St. John is a prolific composer of widely sung modern ballads; his other most famous songs are "The Rare Ould Times" and "The Ferryman". His songs often express regret for the loss of old certainties (the former song regrets the loss of Nelson's Pillar and the Metropole Ballroom, two symbols of old Dublin, as progress makes a "city of my town").

Biography[edit]

St. John is a Dubliner. Educated at Scoil Mhuire Gan Smál, Inchicore and Synge Street CBS, he became an electrician. He emigrated to Canada, then moved to Alaska, Central America and the West Indies working as a professional athlete, truck driver, logging camp labourer, PR and sales official and finally electrical contracting executive in the United States. He became deeply involved in the peace movement and international civil rights before returning to his native city in the late 1970s.

Finding the face of his city greatly changed, he began writing songs in a distinctive style depicting the social conditions around him. Redundancy became the core element of his work and the city soon recognised his talent with the major folk artists recording his songs with great success.

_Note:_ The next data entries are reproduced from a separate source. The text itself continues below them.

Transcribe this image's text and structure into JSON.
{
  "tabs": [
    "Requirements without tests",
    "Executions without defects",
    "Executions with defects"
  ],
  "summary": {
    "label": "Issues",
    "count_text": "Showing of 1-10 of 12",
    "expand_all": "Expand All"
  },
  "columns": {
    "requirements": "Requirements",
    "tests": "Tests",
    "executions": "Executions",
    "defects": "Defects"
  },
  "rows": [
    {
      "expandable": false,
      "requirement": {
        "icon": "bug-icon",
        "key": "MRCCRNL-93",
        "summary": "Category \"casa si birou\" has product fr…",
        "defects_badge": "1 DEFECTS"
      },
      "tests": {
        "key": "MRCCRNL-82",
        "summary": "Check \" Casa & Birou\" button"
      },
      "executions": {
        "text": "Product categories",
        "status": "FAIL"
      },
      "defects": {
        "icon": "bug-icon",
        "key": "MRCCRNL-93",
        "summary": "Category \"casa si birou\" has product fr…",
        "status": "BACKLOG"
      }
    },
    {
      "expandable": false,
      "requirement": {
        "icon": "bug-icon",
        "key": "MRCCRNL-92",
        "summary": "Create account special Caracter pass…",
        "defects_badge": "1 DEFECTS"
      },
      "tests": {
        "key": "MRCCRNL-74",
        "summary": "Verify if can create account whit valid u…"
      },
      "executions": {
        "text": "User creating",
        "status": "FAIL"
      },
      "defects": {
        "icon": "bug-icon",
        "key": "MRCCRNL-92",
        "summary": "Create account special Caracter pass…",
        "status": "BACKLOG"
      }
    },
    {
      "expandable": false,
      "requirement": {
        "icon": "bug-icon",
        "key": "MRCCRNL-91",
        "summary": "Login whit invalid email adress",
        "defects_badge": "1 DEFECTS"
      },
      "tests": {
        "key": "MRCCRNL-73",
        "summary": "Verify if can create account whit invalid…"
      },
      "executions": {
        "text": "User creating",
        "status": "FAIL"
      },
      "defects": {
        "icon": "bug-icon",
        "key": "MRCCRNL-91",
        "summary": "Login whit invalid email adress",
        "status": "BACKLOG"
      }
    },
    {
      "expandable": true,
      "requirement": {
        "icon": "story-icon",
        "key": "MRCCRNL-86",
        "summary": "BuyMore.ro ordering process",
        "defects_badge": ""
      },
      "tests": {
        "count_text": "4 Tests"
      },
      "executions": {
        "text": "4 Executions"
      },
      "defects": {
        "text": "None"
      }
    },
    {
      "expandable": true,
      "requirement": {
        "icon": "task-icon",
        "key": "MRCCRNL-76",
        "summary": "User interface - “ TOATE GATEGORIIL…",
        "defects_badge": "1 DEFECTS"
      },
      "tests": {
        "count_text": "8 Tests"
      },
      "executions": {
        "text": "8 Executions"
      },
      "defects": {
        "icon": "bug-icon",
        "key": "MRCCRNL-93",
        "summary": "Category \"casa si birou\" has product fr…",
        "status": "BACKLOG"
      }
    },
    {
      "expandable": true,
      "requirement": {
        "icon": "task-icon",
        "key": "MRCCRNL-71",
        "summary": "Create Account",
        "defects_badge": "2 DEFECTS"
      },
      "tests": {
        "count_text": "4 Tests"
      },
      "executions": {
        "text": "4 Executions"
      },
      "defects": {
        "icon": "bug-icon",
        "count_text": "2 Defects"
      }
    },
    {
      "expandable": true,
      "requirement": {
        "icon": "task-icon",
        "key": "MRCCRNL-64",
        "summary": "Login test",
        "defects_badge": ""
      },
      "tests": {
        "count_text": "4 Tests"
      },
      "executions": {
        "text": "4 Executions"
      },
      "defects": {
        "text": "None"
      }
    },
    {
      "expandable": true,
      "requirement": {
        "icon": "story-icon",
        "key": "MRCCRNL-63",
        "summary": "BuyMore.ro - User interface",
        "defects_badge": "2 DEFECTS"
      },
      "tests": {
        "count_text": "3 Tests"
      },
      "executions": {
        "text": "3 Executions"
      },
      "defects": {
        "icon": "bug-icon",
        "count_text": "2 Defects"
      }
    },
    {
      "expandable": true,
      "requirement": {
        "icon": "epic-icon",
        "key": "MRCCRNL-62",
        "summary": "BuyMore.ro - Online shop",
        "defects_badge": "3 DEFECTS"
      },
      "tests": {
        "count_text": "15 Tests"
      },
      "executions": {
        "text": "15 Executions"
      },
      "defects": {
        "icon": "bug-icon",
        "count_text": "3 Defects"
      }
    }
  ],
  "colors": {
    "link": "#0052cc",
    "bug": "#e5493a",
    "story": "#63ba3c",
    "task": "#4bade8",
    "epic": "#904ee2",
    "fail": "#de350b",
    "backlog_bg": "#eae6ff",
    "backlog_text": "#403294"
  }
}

The critical and commercial success has continued with St. John's songs becoming part of the repertoires of most of Ireland's leading singers and musicians.[citation needed] He has been acknowledged by his peers both at home and abroad with awards of merit from:[citation needed]

  • The Irish Republic Music Writers
  • The Irish Association of Songwriters and Composers
  • The U.S. Irish Cultural Society
  • The U.S. Brendan Cup Committee
  • Irish Music Rights Organisation Songwriter of the Year
  • Beaumont Foundation Cultural Award 2000
  • Goal/Rwanda Award
  • The Peace Train ‘89 Award
  • Omagh Awareness Award
  • Stenaline UK Songwriter of the Decade

References[edit]

  1. ^ Davenport, Fionn (January 2010). Ireland. Lonely Planet. pp. 424–. ISBN 978-1-74179-214-0. Retrieved 29 June 2011. 

External links[edit]